Garuda Indonesia’s low-cost carrier Citilink has decided to order ATR 72-600s after the manufacturer agreed to help provide foreign pilots and maintenance technicians.

The airline will be ordering 25 ATR 72-600s, with options for 25 more, and first deliveries will be in September, Citilink CEO, Arif Wibowo, tells Aviation Week.

He says five aircraft will be delivered in 2013. The delivery schedule for the first 25 aircraft runs “up to 2015” and if the 25 options are converted into firm orders, the delivery schedule goes “up to 2017”, says Wibowo.

Prior to selecting the ATR 72-600, Citilink also considered the Bombardier Q400. Some industry sources had expected that Citilink would choose the Q400 to more clearly differentiate itself from its nearest competitor, Lion Air’s Wings Air, which is one of the largest ATR 72 operators in the world.

Wibowo says there were three key considerations to selecting the aircraft type: economic, such the purchase price; financing; and aircraft performance. “With these three considerations in mind, our target was to be the most competitive in the market.”

The aircraft’s fuel-burn and runway performance was important, Wibowo says, although ATR’s offer to help Citilink to get support from European export credit agencies also helped.

In the request for proposals, Citilink required bidders to present plan to provide pilots, and ATR has agreed to this condition, says Wibowo. He adds that Citilink likely will rely on foreign pilots for the first two or three years until enough locals can complete ab initio training at flying schools and then be type-rated for the ATR 72-600.

The type-rating will conducted at ATR’s new simulator training centre in Singapore, he notes.

Citilink is unable to source pilots from Garuda for the turboprop operation, says Wibowo, because of demand to supply parent company Garuda’s growing Boeing 737 operation.

“ATR also has agreed to fully support Citilink on the maintenance side for the first two years and to cooperate with Garuda’s maintenance, repair and overhaul company GMF AeroAsia,” says Wibowo. Under this agreement, ATR will providing maintenance technicians to ATR for the first two years, says Wibowo, adding that while it is normal practice for an aircraft manufacturer to assign one or two field representatives to a new customer, this deal will involve several more technicians.

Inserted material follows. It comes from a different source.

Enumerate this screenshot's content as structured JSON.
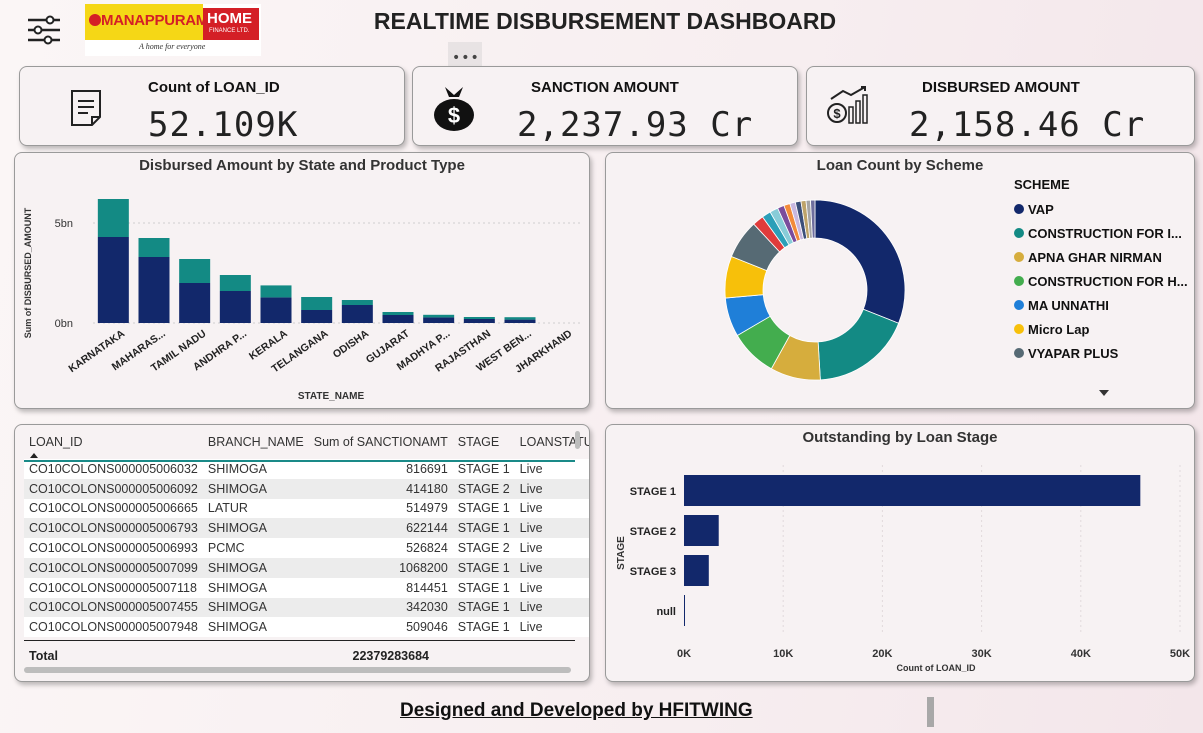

Wibowo says Citilink plans to operate its ATR 72-600s from five hubs—Balikpapan, Batam, Jakarta, Lombok and Surabaya—across 45 routes. The number of daily frequencies will reach 300 in five years, he adds.

Services from Batam, an island near Singapore, will include international destinations such as Johor Bahru, Kuala Lumpur and Penang in Malaysia, Wibowo, while the ATRs will open domestic tourist destinations from Lombok.

Balikpapan is a hub for Kalimantan, one of Indonesia’s largest provinces, although Wibowo says the turboprops also will to link Balikpapan to Kota Kinabalu in Malaysia’s Sabah province.

Wibowo says turboprops are ideal for low density, high yield routes. Garuda will code-share on some of Citilink’s turboprop flights, he adds.